*Task description*
The answer must consist of every line from the entries that holds the word "Тетяна".

########################################

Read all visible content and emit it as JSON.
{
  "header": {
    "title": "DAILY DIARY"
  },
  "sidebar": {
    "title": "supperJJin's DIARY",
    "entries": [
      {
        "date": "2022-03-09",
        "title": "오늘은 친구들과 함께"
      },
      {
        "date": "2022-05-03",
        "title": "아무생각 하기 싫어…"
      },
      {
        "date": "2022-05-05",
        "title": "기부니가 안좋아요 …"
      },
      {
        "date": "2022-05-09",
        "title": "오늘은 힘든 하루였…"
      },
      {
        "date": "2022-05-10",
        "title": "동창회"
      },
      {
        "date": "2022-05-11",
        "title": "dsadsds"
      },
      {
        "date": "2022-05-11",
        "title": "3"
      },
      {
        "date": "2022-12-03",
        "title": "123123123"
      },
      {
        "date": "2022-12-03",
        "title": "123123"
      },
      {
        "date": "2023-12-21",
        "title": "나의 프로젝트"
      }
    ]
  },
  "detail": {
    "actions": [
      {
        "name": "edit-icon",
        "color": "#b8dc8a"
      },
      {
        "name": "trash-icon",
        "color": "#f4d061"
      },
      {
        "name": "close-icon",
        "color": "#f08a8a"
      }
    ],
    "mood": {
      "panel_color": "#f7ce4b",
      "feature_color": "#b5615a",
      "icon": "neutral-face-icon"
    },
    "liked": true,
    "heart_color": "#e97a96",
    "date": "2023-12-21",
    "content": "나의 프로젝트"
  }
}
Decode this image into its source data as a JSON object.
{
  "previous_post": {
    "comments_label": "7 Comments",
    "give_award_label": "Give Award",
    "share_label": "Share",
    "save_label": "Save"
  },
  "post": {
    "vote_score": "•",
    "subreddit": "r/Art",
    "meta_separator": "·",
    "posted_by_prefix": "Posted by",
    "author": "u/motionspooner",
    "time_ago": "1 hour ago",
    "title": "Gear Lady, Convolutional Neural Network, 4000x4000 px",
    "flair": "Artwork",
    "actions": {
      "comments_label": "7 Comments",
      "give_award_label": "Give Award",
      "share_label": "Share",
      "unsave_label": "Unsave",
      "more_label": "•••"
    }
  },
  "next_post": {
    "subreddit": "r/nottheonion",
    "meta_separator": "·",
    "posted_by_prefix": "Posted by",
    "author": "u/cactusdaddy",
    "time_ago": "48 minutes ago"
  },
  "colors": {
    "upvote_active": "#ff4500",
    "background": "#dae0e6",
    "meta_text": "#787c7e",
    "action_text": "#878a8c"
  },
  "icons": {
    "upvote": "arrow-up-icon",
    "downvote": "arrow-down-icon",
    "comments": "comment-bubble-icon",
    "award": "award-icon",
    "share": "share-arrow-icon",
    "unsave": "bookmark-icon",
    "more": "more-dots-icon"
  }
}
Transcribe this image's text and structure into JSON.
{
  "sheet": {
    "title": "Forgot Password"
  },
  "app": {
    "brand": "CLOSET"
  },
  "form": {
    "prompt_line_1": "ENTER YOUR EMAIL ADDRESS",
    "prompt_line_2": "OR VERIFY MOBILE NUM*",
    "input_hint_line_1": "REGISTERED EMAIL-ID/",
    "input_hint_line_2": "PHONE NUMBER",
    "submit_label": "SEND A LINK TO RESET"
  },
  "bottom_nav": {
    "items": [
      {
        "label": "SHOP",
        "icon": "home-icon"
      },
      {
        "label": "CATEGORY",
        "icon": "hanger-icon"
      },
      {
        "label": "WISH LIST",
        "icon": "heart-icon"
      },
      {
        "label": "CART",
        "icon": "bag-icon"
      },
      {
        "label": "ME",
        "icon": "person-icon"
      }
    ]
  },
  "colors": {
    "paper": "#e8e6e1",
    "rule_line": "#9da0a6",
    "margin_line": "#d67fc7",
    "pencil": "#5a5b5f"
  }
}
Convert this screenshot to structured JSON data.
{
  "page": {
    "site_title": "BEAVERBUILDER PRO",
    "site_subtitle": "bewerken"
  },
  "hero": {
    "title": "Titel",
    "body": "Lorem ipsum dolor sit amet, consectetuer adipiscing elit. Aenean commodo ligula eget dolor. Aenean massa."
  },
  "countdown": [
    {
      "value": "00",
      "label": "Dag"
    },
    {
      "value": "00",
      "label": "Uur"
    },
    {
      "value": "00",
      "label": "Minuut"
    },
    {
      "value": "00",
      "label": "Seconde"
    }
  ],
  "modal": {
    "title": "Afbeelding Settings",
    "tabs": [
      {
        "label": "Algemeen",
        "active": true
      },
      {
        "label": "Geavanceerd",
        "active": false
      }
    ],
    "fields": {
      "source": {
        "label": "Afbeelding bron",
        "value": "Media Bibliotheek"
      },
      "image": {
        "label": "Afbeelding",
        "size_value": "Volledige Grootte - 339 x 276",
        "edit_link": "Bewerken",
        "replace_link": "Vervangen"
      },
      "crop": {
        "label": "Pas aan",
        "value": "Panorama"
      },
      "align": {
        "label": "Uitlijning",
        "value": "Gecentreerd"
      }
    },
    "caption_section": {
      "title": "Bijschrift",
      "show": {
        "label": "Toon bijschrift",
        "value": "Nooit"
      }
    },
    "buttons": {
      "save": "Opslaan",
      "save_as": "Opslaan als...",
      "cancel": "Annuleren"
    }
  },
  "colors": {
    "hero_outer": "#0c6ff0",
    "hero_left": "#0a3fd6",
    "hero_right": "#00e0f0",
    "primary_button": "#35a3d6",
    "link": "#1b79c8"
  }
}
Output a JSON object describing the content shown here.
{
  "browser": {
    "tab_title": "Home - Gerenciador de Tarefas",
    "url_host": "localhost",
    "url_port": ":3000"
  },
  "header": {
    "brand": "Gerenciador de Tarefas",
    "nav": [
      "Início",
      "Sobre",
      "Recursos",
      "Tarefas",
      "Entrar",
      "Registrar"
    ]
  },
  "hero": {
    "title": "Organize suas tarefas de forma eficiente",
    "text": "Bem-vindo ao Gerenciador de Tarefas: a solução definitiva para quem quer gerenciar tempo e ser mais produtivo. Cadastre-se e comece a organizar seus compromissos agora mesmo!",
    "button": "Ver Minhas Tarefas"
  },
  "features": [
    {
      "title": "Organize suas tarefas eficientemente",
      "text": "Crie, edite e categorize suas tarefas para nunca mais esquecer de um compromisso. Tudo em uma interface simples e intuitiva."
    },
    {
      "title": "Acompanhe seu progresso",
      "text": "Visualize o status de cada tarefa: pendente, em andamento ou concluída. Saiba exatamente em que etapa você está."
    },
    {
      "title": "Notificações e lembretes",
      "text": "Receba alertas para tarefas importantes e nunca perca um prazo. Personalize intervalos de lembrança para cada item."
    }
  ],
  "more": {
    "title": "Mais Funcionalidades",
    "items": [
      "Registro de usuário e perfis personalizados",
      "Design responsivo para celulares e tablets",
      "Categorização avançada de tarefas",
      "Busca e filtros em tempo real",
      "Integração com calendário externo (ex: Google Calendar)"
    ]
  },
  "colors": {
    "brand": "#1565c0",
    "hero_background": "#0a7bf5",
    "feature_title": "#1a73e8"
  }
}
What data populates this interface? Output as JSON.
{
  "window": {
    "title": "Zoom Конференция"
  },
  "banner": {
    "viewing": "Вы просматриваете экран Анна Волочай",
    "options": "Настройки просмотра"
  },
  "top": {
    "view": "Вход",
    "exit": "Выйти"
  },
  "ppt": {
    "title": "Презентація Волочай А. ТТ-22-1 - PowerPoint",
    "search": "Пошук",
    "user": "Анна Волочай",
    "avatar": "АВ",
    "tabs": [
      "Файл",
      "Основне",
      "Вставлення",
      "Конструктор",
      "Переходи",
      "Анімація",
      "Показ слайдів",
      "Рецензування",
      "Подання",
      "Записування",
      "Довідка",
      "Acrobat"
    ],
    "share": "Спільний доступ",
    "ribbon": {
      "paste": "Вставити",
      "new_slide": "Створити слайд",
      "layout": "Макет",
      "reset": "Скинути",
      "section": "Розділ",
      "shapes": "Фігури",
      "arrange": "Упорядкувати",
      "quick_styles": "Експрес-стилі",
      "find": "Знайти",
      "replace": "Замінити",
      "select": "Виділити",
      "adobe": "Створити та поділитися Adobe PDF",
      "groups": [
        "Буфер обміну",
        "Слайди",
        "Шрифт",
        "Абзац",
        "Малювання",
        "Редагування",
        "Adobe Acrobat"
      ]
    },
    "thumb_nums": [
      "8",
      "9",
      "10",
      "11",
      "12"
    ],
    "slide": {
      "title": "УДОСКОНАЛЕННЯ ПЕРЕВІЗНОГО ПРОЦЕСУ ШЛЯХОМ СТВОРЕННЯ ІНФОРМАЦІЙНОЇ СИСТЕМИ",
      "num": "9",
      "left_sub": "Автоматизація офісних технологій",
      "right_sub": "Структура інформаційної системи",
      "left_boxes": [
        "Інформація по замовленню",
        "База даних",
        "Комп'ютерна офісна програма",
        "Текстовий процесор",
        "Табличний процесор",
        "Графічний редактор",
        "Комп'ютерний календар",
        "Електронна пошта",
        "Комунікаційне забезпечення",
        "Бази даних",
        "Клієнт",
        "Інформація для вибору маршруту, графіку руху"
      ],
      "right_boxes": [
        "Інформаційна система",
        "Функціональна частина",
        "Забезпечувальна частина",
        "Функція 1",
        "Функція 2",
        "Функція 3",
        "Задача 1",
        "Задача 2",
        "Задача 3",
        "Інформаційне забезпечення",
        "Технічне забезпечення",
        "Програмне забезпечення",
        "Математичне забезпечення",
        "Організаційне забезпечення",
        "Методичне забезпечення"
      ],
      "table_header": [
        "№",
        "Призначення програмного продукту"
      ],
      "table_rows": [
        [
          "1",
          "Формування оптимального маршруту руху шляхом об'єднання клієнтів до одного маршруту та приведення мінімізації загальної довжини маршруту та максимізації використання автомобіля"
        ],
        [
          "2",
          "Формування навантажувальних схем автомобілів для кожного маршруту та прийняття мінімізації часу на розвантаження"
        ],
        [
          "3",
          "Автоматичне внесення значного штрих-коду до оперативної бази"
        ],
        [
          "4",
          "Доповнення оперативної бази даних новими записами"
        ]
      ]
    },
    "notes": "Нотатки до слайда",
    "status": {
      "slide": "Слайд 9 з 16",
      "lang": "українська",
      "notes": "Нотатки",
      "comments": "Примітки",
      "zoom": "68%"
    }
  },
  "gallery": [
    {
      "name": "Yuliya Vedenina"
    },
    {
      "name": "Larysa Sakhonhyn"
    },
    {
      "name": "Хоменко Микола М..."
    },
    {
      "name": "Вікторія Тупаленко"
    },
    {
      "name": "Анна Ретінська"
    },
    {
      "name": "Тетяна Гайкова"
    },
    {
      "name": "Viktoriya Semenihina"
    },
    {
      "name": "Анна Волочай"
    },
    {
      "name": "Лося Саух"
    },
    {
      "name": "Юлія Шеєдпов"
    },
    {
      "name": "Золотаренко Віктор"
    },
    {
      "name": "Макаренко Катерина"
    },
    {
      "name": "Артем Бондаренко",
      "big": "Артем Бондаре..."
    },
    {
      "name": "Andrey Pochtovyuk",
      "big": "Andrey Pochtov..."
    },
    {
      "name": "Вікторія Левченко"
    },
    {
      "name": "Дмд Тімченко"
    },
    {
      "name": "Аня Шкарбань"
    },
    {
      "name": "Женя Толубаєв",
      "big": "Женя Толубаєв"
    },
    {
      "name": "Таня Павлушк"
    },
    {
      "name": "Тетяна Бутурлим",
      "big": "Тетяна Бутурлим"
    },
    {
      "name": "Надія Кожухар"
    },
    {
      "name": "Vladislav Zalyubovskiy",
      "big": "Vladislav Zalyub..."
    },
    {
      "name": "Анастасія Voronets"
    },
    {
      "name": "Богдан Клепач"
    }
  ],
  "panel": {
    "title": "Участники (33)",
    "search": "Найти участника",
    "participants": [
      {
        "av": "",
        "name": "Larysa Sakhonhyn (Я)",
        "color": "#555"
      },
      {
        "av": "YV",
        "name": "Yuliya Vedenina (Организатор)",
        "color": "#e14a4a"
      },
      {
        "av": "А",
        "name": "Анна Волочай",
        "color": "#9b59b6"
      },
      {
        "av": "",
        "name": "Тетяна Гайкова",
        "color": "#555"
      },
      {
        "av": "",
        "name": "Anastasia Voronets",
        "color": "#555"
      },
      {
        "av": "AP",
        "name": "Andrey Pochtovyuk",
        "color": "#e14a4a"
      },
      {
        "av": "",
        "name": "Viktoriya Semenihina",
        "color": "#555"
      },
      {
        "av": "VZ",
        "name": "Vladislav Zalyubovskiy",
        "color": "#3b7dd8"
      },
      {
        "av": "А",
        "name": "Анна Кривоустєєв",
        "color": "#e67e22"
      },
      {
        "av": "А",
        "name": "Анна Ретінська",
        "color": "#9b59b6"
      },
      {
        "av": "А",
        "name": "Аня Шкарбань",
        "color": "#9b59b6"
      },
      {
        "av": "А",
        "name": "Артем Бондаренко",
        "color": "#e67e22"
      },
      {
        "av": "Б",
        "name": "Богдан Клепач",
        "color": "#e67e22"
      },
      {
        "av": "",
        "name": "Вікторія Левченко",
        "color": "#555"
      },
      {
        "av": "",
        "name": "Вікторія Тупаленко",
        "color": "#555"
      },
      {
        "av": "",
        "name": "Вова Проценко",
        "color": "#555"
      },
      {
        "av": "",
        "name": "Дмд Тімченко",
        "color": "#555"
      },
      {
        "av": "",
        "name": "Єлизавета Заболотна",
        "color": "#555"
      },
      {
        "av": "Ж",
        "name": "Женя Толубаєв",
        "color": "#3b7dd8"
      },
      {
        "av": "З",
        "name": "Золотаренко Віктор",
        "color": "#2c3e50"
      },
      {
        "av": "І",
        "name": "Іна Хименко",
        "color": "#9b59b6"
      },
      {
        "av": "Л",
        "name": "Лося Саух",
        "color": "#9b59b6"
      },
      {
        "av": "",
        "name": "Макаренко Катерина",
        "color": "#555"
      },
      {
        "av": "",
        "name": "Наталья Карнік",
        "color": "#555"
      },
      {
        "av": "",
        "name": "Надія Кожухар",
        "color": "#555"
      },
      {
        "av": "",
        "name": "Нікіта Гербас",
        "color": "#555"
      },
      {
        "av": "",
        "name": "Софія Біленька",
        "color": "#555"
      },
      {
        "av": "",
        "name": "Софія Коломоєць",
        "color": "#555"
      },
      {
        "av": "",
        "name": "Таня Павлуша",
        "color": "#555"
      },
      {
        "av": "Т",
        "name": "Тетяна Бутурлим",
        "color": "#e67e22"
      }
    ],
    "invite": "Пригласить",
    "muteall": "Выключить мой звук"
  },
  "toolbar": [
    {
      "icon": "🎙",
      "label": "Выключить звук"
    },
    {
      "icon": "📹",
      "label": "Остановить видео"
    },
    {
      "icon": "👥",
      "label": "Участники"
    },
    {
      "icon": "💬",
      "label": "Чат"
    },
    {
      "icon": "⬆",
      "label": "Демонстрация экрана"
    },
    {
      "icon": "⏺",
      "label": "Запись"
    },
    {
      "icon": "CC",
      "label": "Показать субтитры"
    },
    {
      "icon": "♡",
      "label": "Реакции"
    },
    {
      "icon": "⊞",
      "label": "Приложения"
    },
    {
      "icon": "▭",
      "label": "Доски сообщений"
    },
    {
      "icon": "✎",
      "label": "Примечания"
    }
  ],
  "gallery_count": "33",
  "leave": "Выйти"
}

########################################

*Answer section*
      "name": "Тетяна Гайкова"
      "name": "Тетяна Бутурлим",
      "big": "Тетяна Бутурлим"
        "name": "Тетяна Гайкова",
        "name": "Тетяна Бутурлим",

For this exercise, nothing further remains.